- Three-fourths (74 percent) of successful companies use personal outreach by managers and leaders, more than three times the number of other acquirers (24 percent) that use this tactic.
“While money is a large part of the retention game, it isn’t everything. In fact, the most effective retention agreements include not just monetary incentives but a mix of varied retention tactics, with particular emphasis on personal outreach by managers,” said Steve Allan, regional leader of M&A services at Towers Watson.
Use of Retention Agreements
Among key findings from survey respondents:
- Retention agreements are the primary retention vehicle—used by 84 percent of acquirers and 70 percent of sellers—with retention bonuses the cornerstone of this approach. Roughly two thirds to three quarters or more of buyers and sellers use agreements, chiefly for senior leaders below the boardroom level, key contributors and technical experts.
- Time-based “pay to stay” provisions in retention agreements are used by 90 percent or more of buyers across North America, Asia and Europe. These provisions typically stretch from six months to one year after the deal is closed.
- Retention bonuses are far more common in North America (reported by 83 percent of respondents) than Asia (40 percent) and Europe (56 percent).

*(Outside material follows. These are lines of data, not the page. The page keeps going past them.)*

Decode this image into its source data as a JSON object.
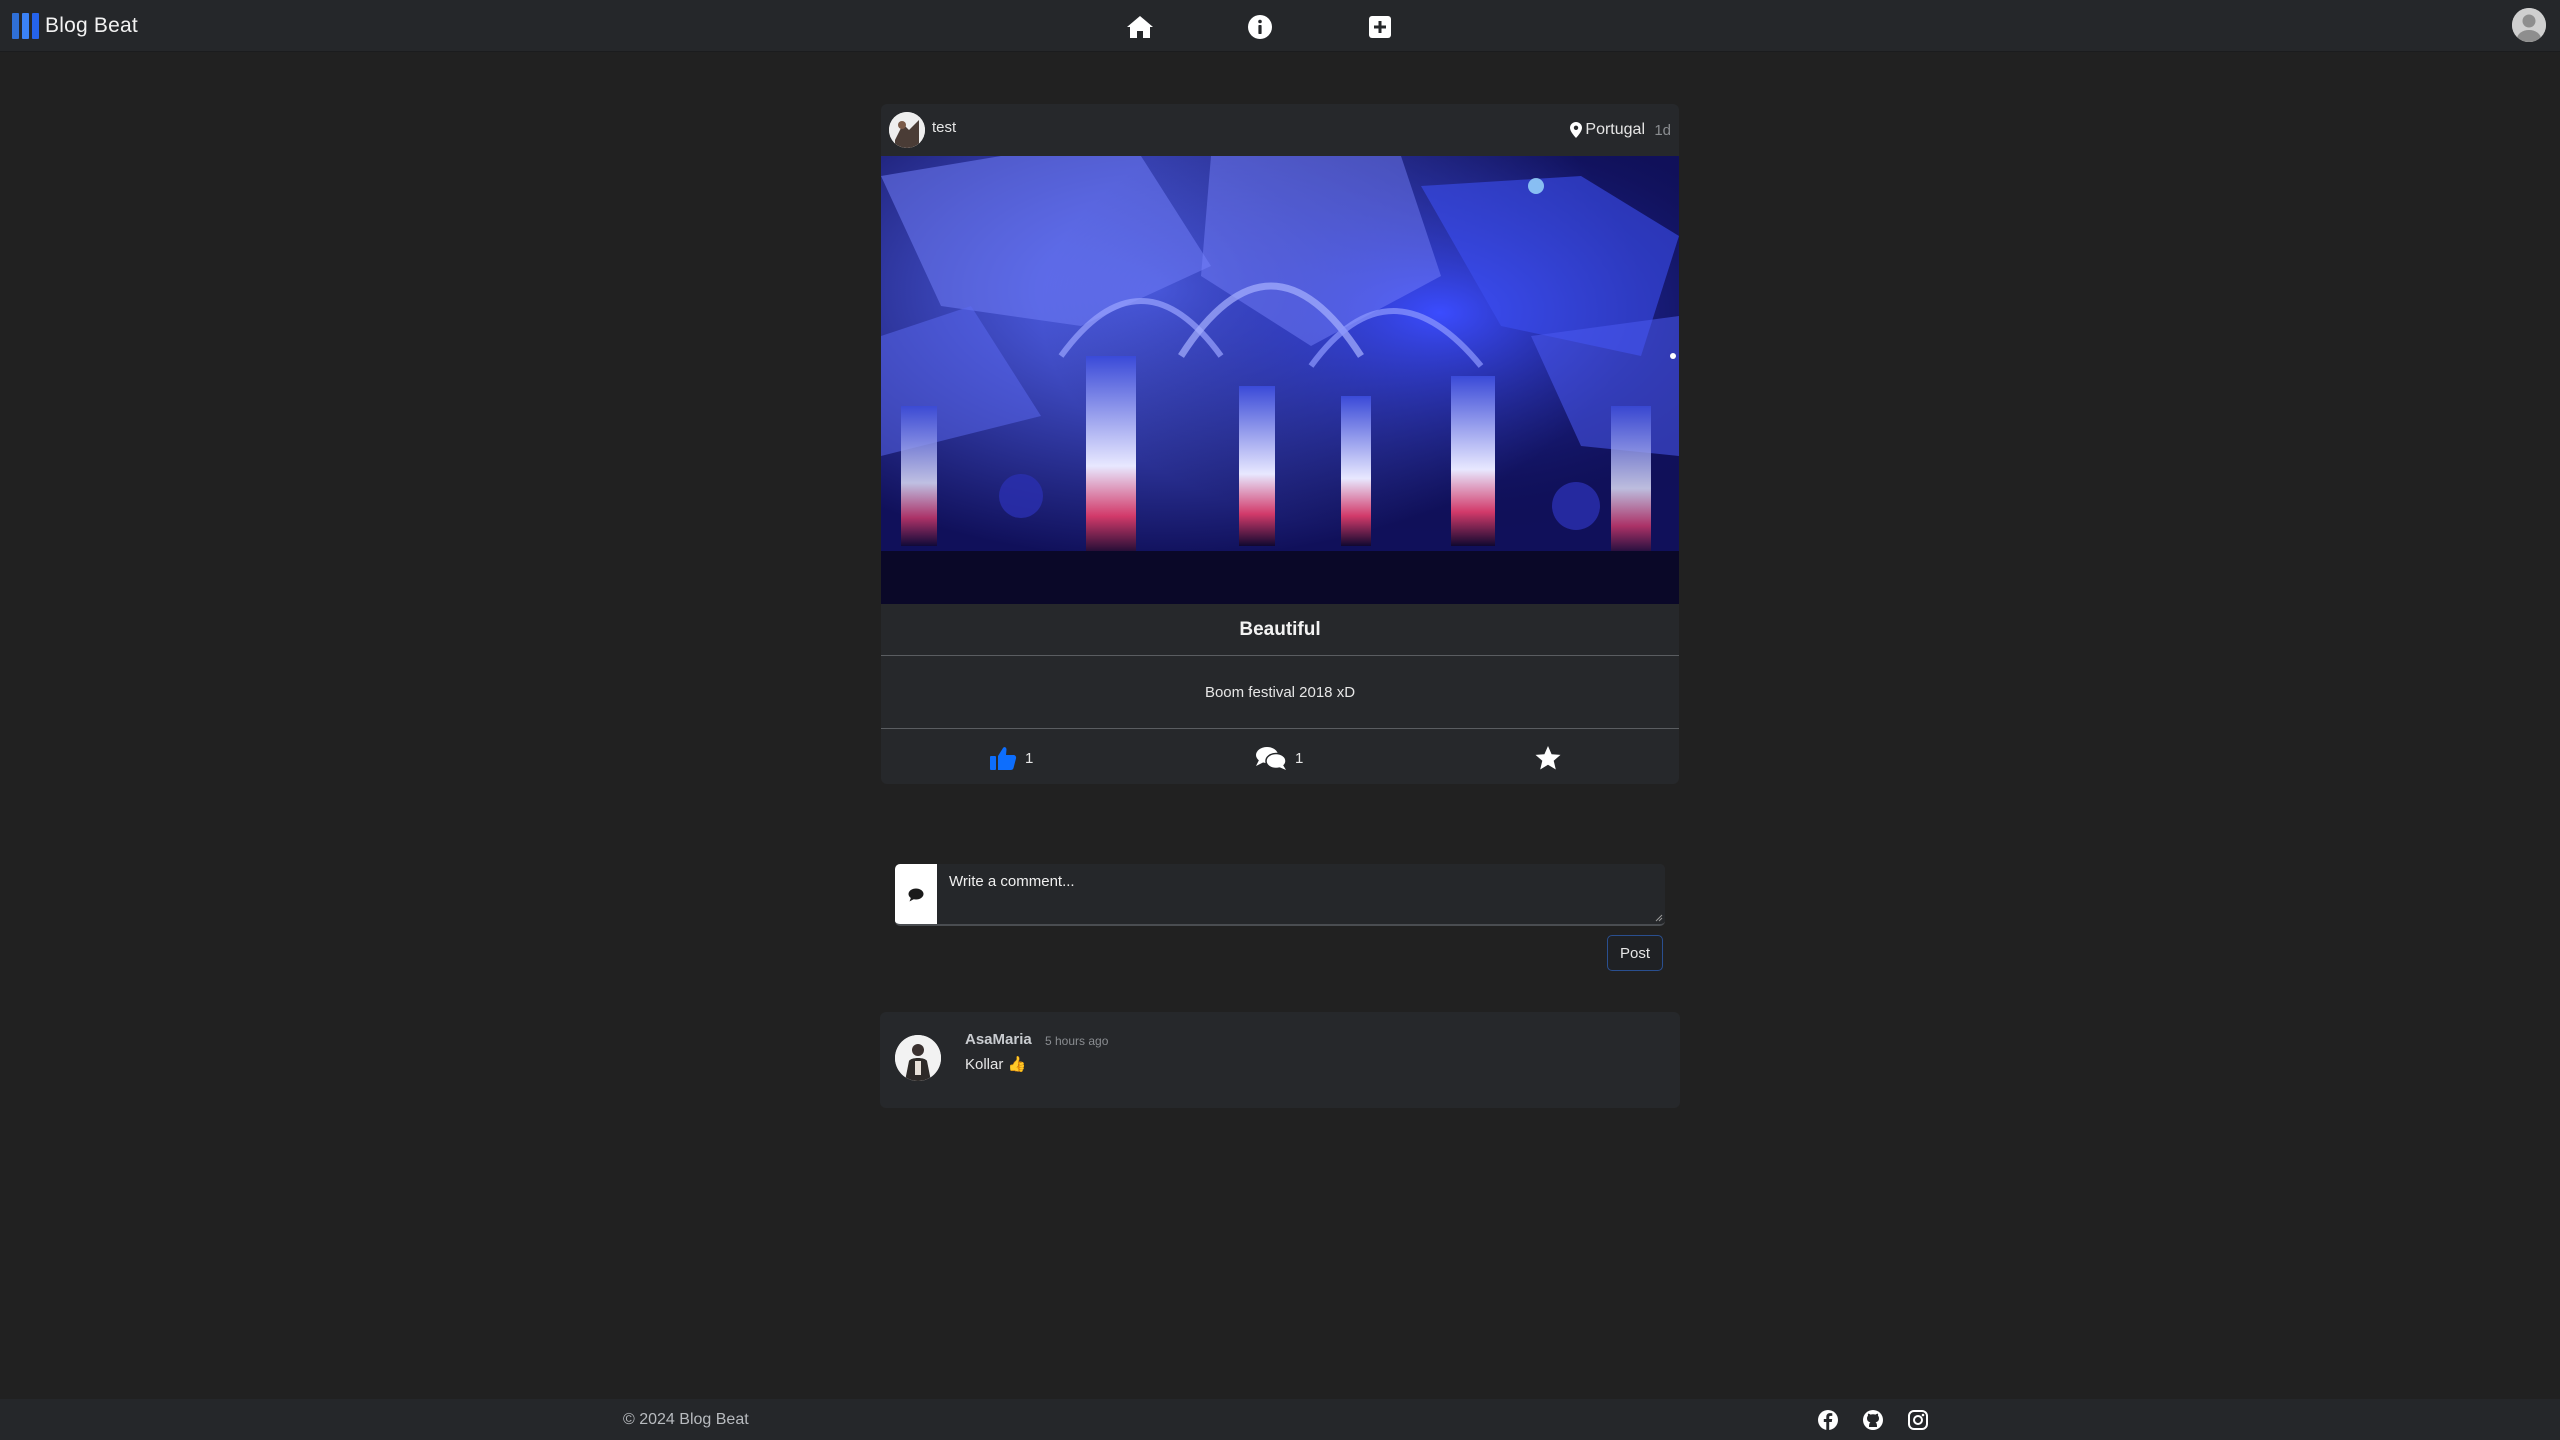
{
  "navbar": {
    "brand": "Blog Beat",
    "icons": [
      "home-icon",
      "info-icon",
      "add-post-icon"
    ],
    "user_icon": "user-avatar-icon"
  },
  "post": {
    "author": "test",
    "location": "Portugal",
    "age": "1d",
    "title": "Beautiful",
    "body": "Boom festival 2018 xD",
    "likes": "1",
    "comments": "1",
    "icons": {
      "like": "thumbs-up-icon",
      "comment": "comments-icon",
      "favorite": "star-icon",
      "location": "location-pin-icon"
    },
    "accent_color": "#0d6efd"
  },
  "comment_form": {
    "placeholder": "Write a comment...",
    "submit_label": "Post"
  },
  "comments": [
    {
      "author": "AsaMaria",
      "time": "5 hours ago",
      "text": "Kollar 👍"
    }
  ],
  "footer": {
    "copyright": "© 2024 Blog Beat",
    "social": [
      "facebook-icon",
      "github-icon",
      "instagram-icon"
    ]
  }
}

- Personal outreach by leaders to retention targets shows a similar pattern across the regions.
- Performance-based metrics are less common but in use at roughly half the acquiring companies across the regions, with nearly twice as many (74 percent) using individual performance goals as using organization-wide performance goals (38 percent).

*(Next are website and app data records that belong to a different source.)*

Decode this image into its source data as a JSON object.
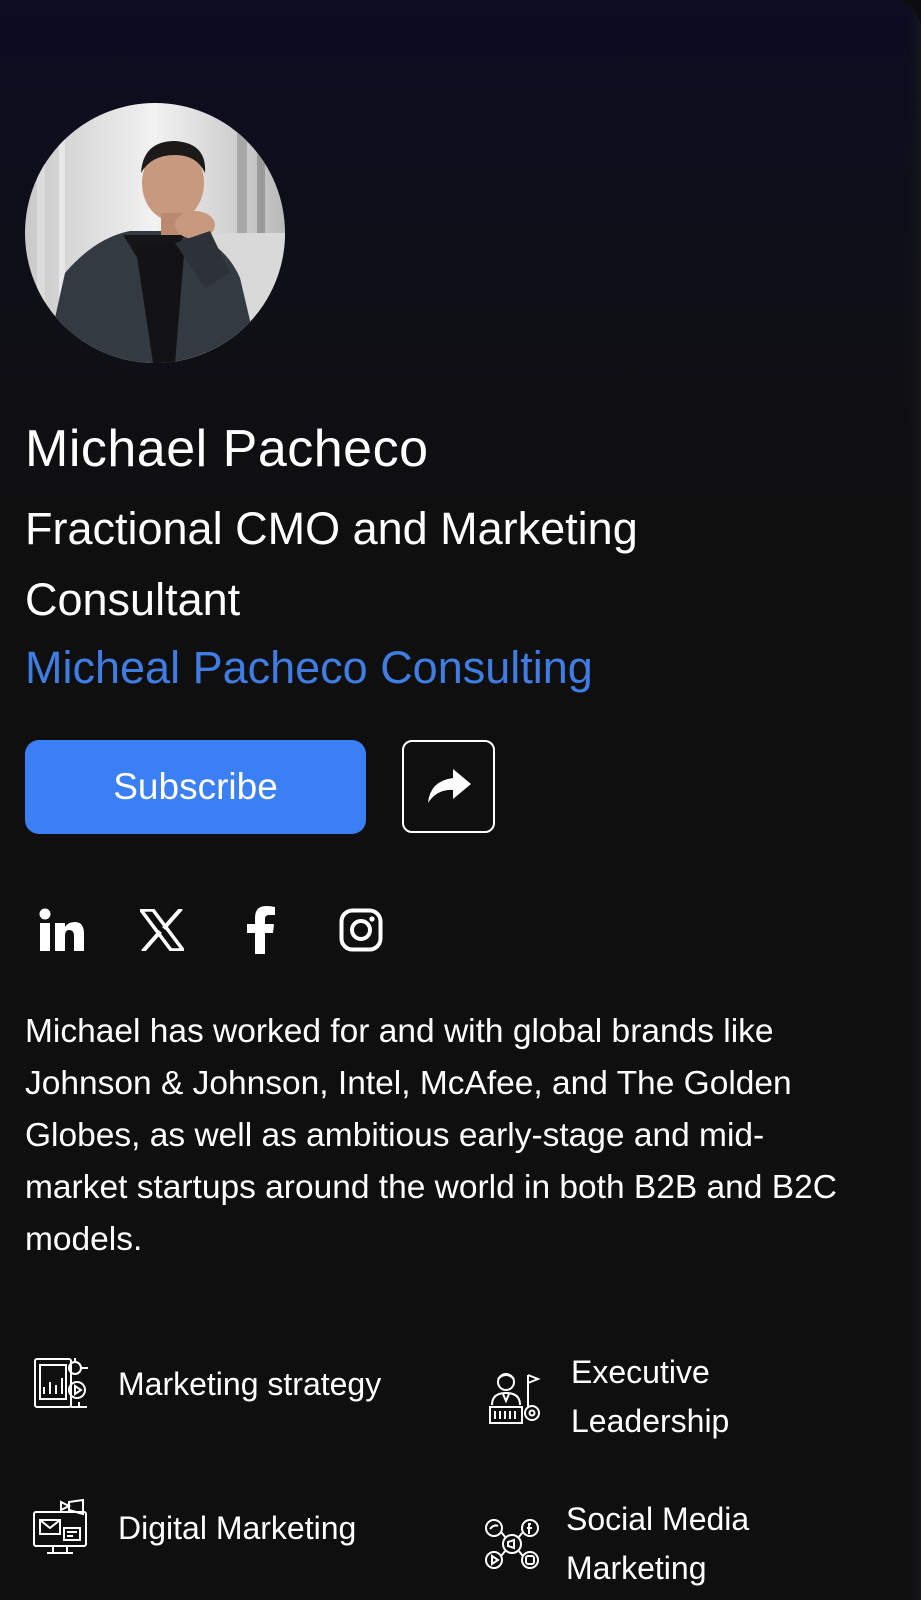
{
  "profile": {
    "name": "Michael Pacheco",
    "title": "Fractional CMO and Marketing Consultant",
    "company": "Micheal Pacheco Consulting",
    "bio": "Michael has worked for and with global brands like Johnson & Johnson, Intel, McAfee, and The Golden Globes, as well as ambitious early-stage and mid-market startups around the world in both B2B and B2C models."
  },
  "actions": {
    "subscribe_label": "Subscribe",
    "share_icon": "share-arrow-icon"
  },
  "social": [
    {
      "network": "LinkedIn",
      "icon": "linkedin-icon"
    },
    {
      "network": "X",
      "icon": "x-icon"
    },
    {
      "network": "Facebook",
      "icon": "facebook-icon"
    },
    {
      "network": "Instagram",
      "icon": "instagram-icon"
    }
  ],
  "skills": [
    {
      "label": "Marketing strategy",
      "icon": "marketing-strategy-icon"
    },
    {
      "label": "Executive Leadership",
      "icon": "executive-leadership-icon"
    },
    {
      "label": "Digital Marketing",
      "icon": "digital-marketing-icon"
    },
    {
      "label": "Social Media Marketing",
      "icon": "social-media-icon"
    }
  ],
  "colors": {
    "accent": "#3b7ff5",
    "link": "#3f7de4",
    "background": "#0f0f10"
  }
}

- Retention efforts can go only so far. Of those employees who leave the organization despite having retention agreements, six out of 10 cite the deal as one of the primary reasons for leaving.
“The success of any transaction depends as much on effectively managing people and the organizational environment as it does on managing the timing and financials. Organizations that keep their overall retention and engagement programs strong will be much better positioned to succeed years beyond the closing of the deal,” stated Cianni. “Through being prepared and proactive, HR, in partnership with their business leaders, has a tremendous opportunity to step up and influence the ultimate success of a transaction.”
Stephen Miller, CEBS, is an online editor/manager for SHRM. To read the original article, please click here.